She thinks that maybe it’s time for them to go back home as she watches the two of them bolt across the pavement and into the bushes. The younger one laughs at something the older one says. The older one reaches out and pushes the younger one and she moves her hands up to stop him, to punish him, but they are too far away and it doesn’t matter because the younger one is still laughing. He thinks it’s funny and he rolls through the leaves scattered across the ground. He stands, grass in his hair, and the older one pushes him again, and this time they both go down laughing. She smiles at this and continues walking towards them.
They start digging in the packed earth at the base of a nearby tree. Shards of wood mulch fly through the air towards her and stick to her skirt as she rushes over to stop them. They look blankly at her as she places her hands on their shoulders, both confused for a minute about how she is suddenly there. Then, the older one screams with anger, and the younger one copies him, and everyone around them looks towards her, alarm in their eyes. Their stares whisper at her that a better mother would know how to make them stop. She closes her eyes and hushes them, pulling the two boys into her as they scream and push against her chest. Finally, she promises them ice cream if they will stop, and they both fall immediately silent, eyes wide and shiny with tears. She stands up, brushes them all off, and grabs a small hand in each of her own, leading them towards the stand where the man is selling ice cream for a dollar a cone, fifty cents extra for sprinkles.
She orders two cones, and the two boys bounce on their toes as they watch him scoop the ice cream. He hands one to each of them and they both lick their treats, trying to stop them from melting in the sun. They can’t eat fast enough, and ice cream runs down their cheeks and chins and makes webs between their fingers. The younger one has ice cream in his hair, and his nose is covered in sprinkles. He goes cross-eyed as he catches sight of them. Suddenly, they both take off again, cones in hand, ice cream wobbling dangerously as they move. The younger one trips and his cone flies from his hand. Instead of crying, he stands up, grabs what’s left of the ice cream and sticks it in his mouth, covered in dirt and leaves. He swallows before she can stop him. She manages to grab the cone that has rolled through the grass and tosses it in a trash can before he sees it. The older one offers him half of his own cone and they stand there crunching the fried waffle for a minute, the sun on their faces. She notices they still have leaves in their hair, but she decides to leave them, deciding that the fight it would cause wouldn’t be worth it.

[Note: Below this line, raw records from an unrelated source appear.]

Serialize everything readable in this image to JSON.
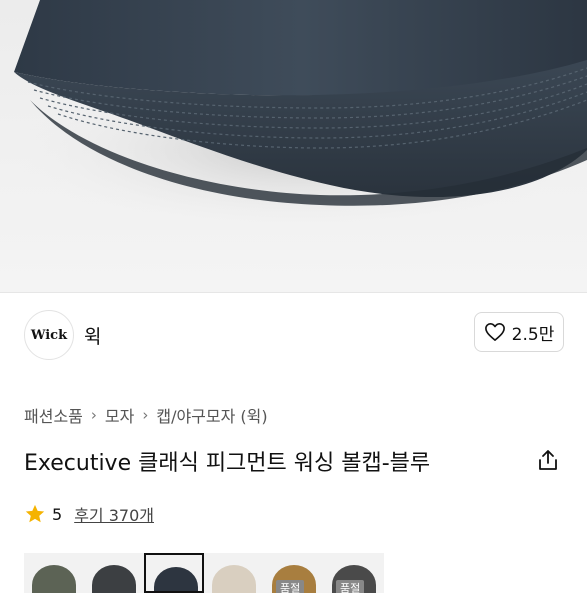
{
  "brand": {
    "name": "윅",
    "logo_text": "Wick"
  },
  "like": {
    "count": "2.5만"
  },
  "breadcrumb": [
    "패션소품",
    "모자",
    "캡/야구모자 (윅)"
  ],
  "product": {
    "title": "Executive 클래식 피그먼트 워싱 볼캡-블루"
  },
  "rating": {
    "score": "5",
    "reviews": "후기 370개"
  },
  "thumbnails": [
    {
      "color": "#5c6355",
      "label": ""
    },
    {
      "color": "#3c3f42",
      "label": ""
    },
    {
      "color": "#2d3540",
      "label": ""
    },
    {
      "color": "#d9cfc0",
      "label": ""
    },
    {
      "color": "#a87e3f",
      "label": "품절"
    },
    {
      "color": "#4a4a4a",
      "label": "품절"
    }
  ],
  "colors": {
    "cap": "#3a4654",
    "star": "#f5b301"
  }
}
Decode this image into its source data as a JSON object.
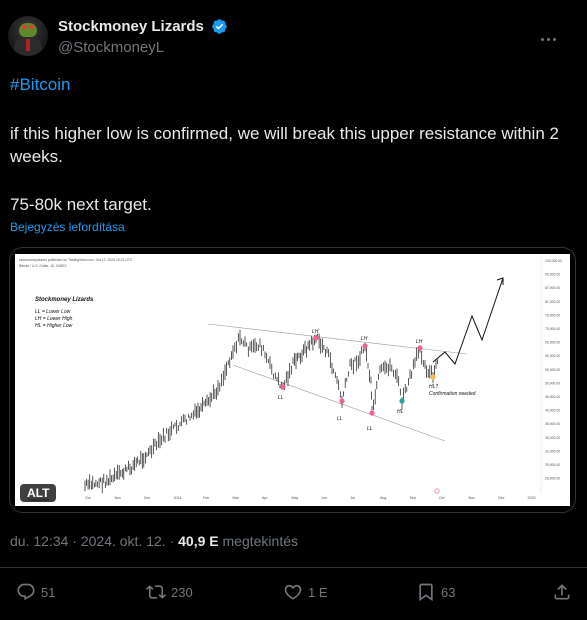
{
  "author": {
    "name": "Stockmoney Lizards",
    "handle": "@StockmoneyL"
  },
  "post": {
    "hashtag": "#Bitcoin",
    "paragraph1": "if this higher low is confirmed, we will break this upper resistance within 2 weeks.",
    "paragraph2": "75-80k next target.",
    "translate_label": "Bejegyzés lefordítása"
  },
  "media": {
    "alt_badge": "ALT",
    "chart_watermark": "Stockmoney Lizards",
    "chart_header": "stockmoneylizards published on TradingView.com, Oct 12, 2024 10:21 UTC",
    "chart_symbol": "Bitcoin / U.S. Dollar, 1D, INDEX",
    "legend": [
      "LL = Lower Low",
      "LH = Lower High",
      "HL = Higher Low"
    ],
    "labels": {
      "lh": "LH",
      "ll": "LL",
      "hl": "HL",
      "hl_q": "HL?",
      "confirm": "Confirmation needed"
    },
    "x_ticks": [
      "Oct",
      "Nov",
      "Dec",
      "2024",
      "Feb",
      "Mar",
      "Apr",
      "May",
      "Jun",
      "Jul",
      "Aug",
      "Sep",
      "Oct",
      "Nov",
      "Dec",
      "2025"
    ],
    "y_ticks": [
      "100,000.00",
      "95,000.00",
      "87,000.00",
      "81,000.00",
      "76,000.00",
      "70,000.00",
      "65,000.00",
      "60,000.00",
      "55,000.00",
      "50,000.00",
      "46,000.00",
      "42,000.00",
      "38,000.00",
      "35,000.00",
      "32,000.00",
      "29,000.00",
      "26,000.00"
    ],
    "tv_logo": "TradingView"
  },
  "meta": {
    "time": "du. 12:34",
    "dot1": "·",
    "date": "2024. okt. 12.",
    "dot2": "·",
    "views_count": "40,9 E",
    "views_label": "megtekintés"
  },
  "actions": {
    "replies": "51",
    "reposts": "230",
    "likes": "1 E",
    "bookmarks": "63"
  },
  "colors": {
    "accent": "#1d9bf0",
    "secondary_text": "#71767b",
    "divider": "#2f3336",
    "marker_pink": "#f06292",
    "marker_teal": "#26a69a",
    "marker_orange": "#ffb74d"
  }
}
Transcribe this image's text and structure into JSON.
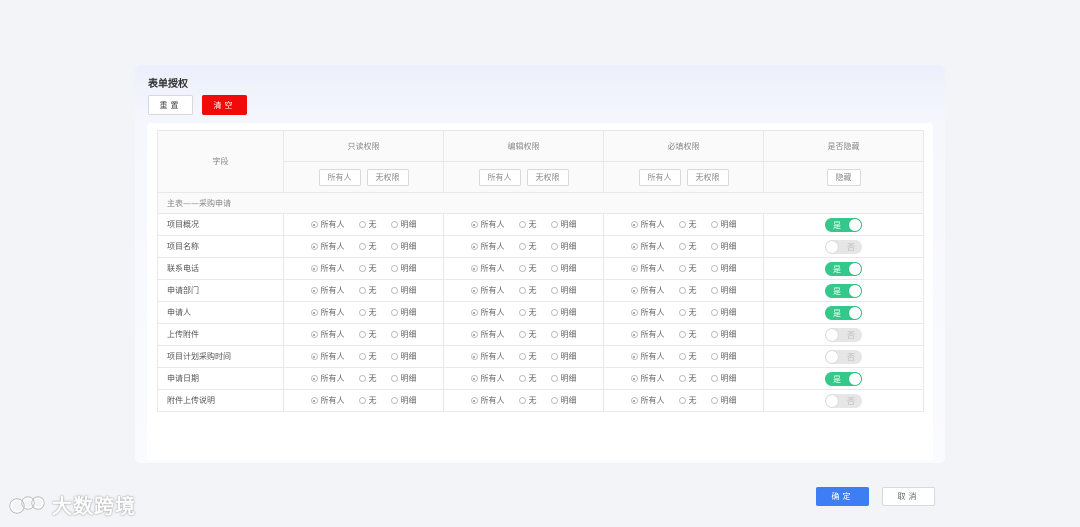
{
  "panel": {
    "title": "表单授权",
    "reset_label": "重置",
    "clear_label": "清空"
  },
  "table": {
    "col_field": "字段",
    "groups": [
      {
        "title": "只读权限",
        "chips": [
          "所有人",
          "无权限"
        ]
      },
      {
        "title": "编辑权限",
        "chips": [
          "所有人",
          "无权限"
        ]
      },
      {
        "title": "必填权限",
        "chips": [
          "所有人",
          "无权限"
        ]
      },
      {
        "title": "是否隐藏",
        "chips": [
          "隐藏"
        ]
      }
    ],
    "section": "主表——采购申请",
    "radio_options": [
      "所有人",
      "无",
      "明细"
    ],
    "rows": [
      {
        "field": "项目概况",
        "hidden": true
      },
      {
        "field": "项目名称",
        "hidden": false
      },
      {
        "field": "联系电话",
        "hidden": true
      },
      {
        "field": "申请部门",
        "hidden": true
      },
      {
        "field": "申请人",
        "hidden": true
      },
      {
        "field": "上传附件",
        "hidden": false
      },
      {
        "field": "项目计划采购时间",
        "hidden": false
      },
      {
        "field": "申请日期",
        "hidden": true
      },
      {
        "field": "附件上传说明",
        "hidden": false
      }
    ],
    "toggle_on": "是",
    "toggle_off": "否"
  },
  "footer": {
    "ok_label": "确定",
    "cancel_label": "取消"
  },
  "watermark": {
    "text": "大数跨境"
  },
  "colors": {
    "accent": "#3d7ef5",
    "danger": "#f10a0a",
    "toggle_on": "#34c88a",
    "toggle_off": "#e6e6e6"
  }
}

She lets them run their fingers in the fountain to wash the sticky goo off of their hands. They splash each other until she tells them it’s time to go. They are angry and don’t want to leave, but she makes a game out of who can get to the car first, and they are distracted. The oldest one wins and gloats as she buckles them both in the backseat, the youngest one bucking against her as she tries to pull his arms through the straps of his car seat. His cheeks are pink and his hair is sticking out in spikes from sweat and ice cream. They both fall asleep on the car ride back, their heads tilted to one side. The oldest one jerk awake at a stoplight, but settles back in, eyes fluttering open only momentarily. They look so peaceful and small as she watches them in the rear view mirror. It is hard to believe they are no longer babies, that she no longer carries them around in her stomach. Sometimes, at night, when she is half asleep and half awake she thinks she feels one of them kick her ribs, and she reaches for her belly, only to remember it’s not swollen with a baby anymore. She remembers how it felt after she gave birth to the oldest; how empty she felt, how alone.